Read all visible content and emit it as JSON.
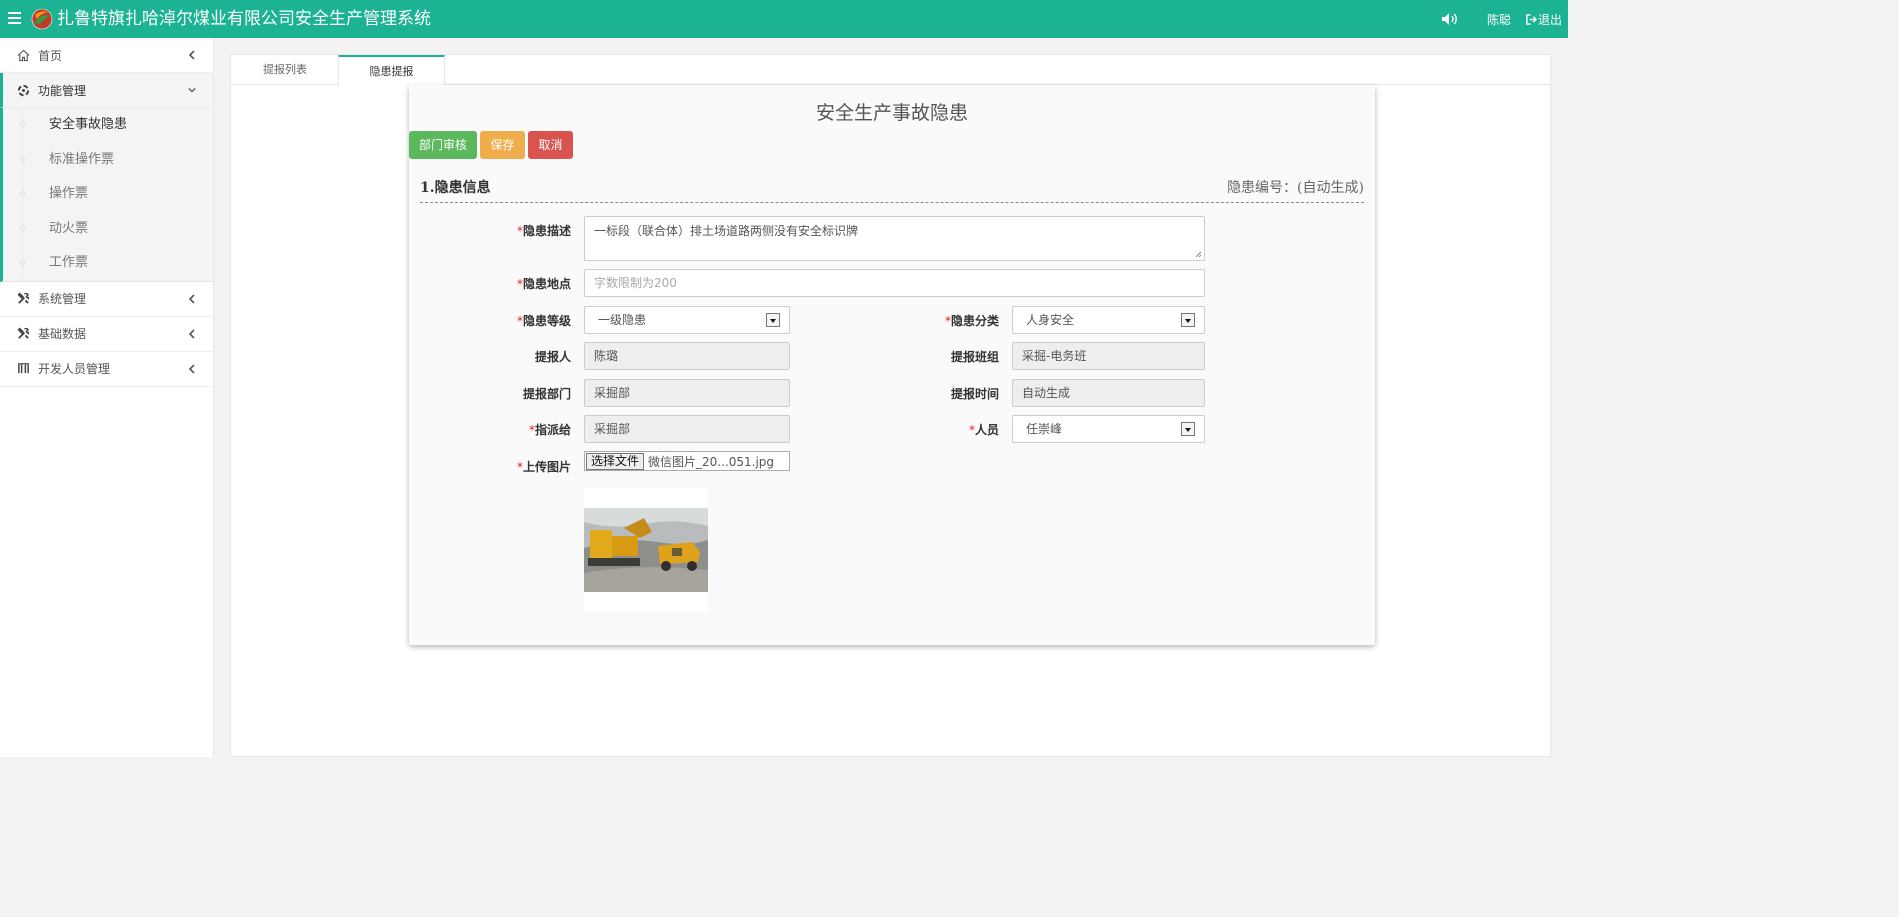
{
  "header": {
    "title": "扎鲁特旗扎哈淖尔煤业有限公司安全生产管理系统",
    "user_name": "陈聪",
    "logout_label": "退出",
    "bg_color": "#1bb394"
  },
  "sidebar": {
    "items": [
      {
        "label": "首页",
        "icon": "home-icon"
      },
      {
        "label": "功能管理",
        "icon": "settings-icon"
      },
      {
        "label": "系统管理",
        "icon": "tools-icon"
      },
      {
        "label": "基础数据",
        "icon": "tools-icon"
      },
      {
        "label": "开发人员管理",
        "icon": "bars-icon"
      }
    ],
    "submenu": [
      {
        "label": "安全事故隐患"
      },
      {
        "label": "标准操作票"
      },
      {
        "label": "操作票"
      },
      {
        "label": "动火票"
      },
      {
        "label": "工作票"
      }
    ]
  },
  "tabs": [
    {
      "label": "提报列表"
    },
    {
      "label": "隐患提报"
    }
  ],
  "form": {
    "title": "安全生产事故隐患",
    "buttons": {
      "review": "部门审核",
      "save": "保存",
      "cancel": "取消"
    },
    "section_title": "1.隐患信息",
    "code_label": "隐患编号：(自动生成)",
    "required_mark": "*",
    "description": {
      "label": "隐患描述",
      "value": "一标段（联合体）排土场道路两侧没有安全标识牌"
    },
    "location": {
      "label": "隐患地点",
      "placeholder": "字数限制为200"
    },
    "level": {
      "label": "隐患等级",
      "value": "一级隐患"
    },
    "category": {
      "label": "隐患分类",
      "value": "人身安全"
    },
    "reporter": {
      "label": "提报人",
      "value": "陈璐"
    },
    "team": {
      "label": "提报班组",
      "value": "采掘-电务班"
    },
    "department": {
      "label": "提报部门",
      "value": "采掘部"
    },
    "report_time": {
      "label": "提报时间",
      "value": "自动生成"
    },
    "assign_to": {
      "label": "指派给",
      "value": "采掘部"
    },
    "person": {
      "label": "人员",
      "value": "任崇峰"
    },
    "upload": {
      "label": "上传图片",
      "button": "选择文件",
      "file_name": "微信图片_20...051.jpg"
    }
  }
}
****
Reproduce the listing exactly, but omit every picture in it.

YOUR SOLUTION:
Read all visible content and emit it as JSON.
{
  "header": {
    "title": "扎鲁特旗扎哈淖尔煤业有限公司安全生产管理系统",
    "user_name": "陈聪",
    "logout_label": "退出",
    "bg_color": "#1bb394"
  },
  "sidebar": {
    "items": [
      {
        "label": "首页",
        "icon": "home-icon"
      },
      {
        "label": "功能管理",
        "icon": "settings-icon"
      },
      {
        "label": "系统管理",
        "icon": "tools-icon"
      },
      {
        "label": "基础数据",
        "icon": "tools-icon"
      },
      {
        "label": "开发人员管理",
        "icon": "bars-icon"
      }
    ],
    "submenu": [
      {
        "label": "安全事故隐患"
      },
      {
        "label": "标准操作票"
      },
      {
        "label": "操作票"
      },
      {
        "label": "动火票"
      },
      {
        "label": "工作票"
      }
    ]
  },
  "tabs": [
    {
      "label": "提报列表"
    },
    {
      "label": "隐患提报"
    }
  ],
  "form": {
    "title": "安全生产事故隐患",
    "buttons": {
      "review": "部门审核",
      "save": "保存",
      "cancel": "取消"
    },
    "section_title": "1.隐患信息",
    "code_label": "隐患编号：(自动生成)",
    "required_mark": "*",
    "description": {
      "label": "隐患描述",
      "value": "一标段（联合体）排土场道路两侧没有安全标识牌"
    },
    "location": {
      "label": "隐患地点",
      "placeholder": "字数限制为200"
    },
    "level": {
      "label": "隐患等级",
      "value": "一级隐患"
    },
    "category": {
      "label": "隐患分类",
      "value": "人身安全"
    },
    "reporter": {
      "label": "提报人",
      "value": "陈璐"
    },
    "team": {
      "label": "提报班组",
      "value": "采掘-电务班"
    },
    "department": {
      "label": "提报部门",
      "value": "采掘部"
    },
    "report_time": {
      "label": "提报时间",
      "value": "自动生成"
    },
    "assign_to": {
      "label": "指派给",
      "value": "采掘部"
    },
    "person": {
      "label": "人员",
      "value": "任崇峰"
    },
    "upload": {
      "label": "上传图片",
      "button": "选择文件",
      "file_name": "微信图片_20...051.jpg"
    }
  }
}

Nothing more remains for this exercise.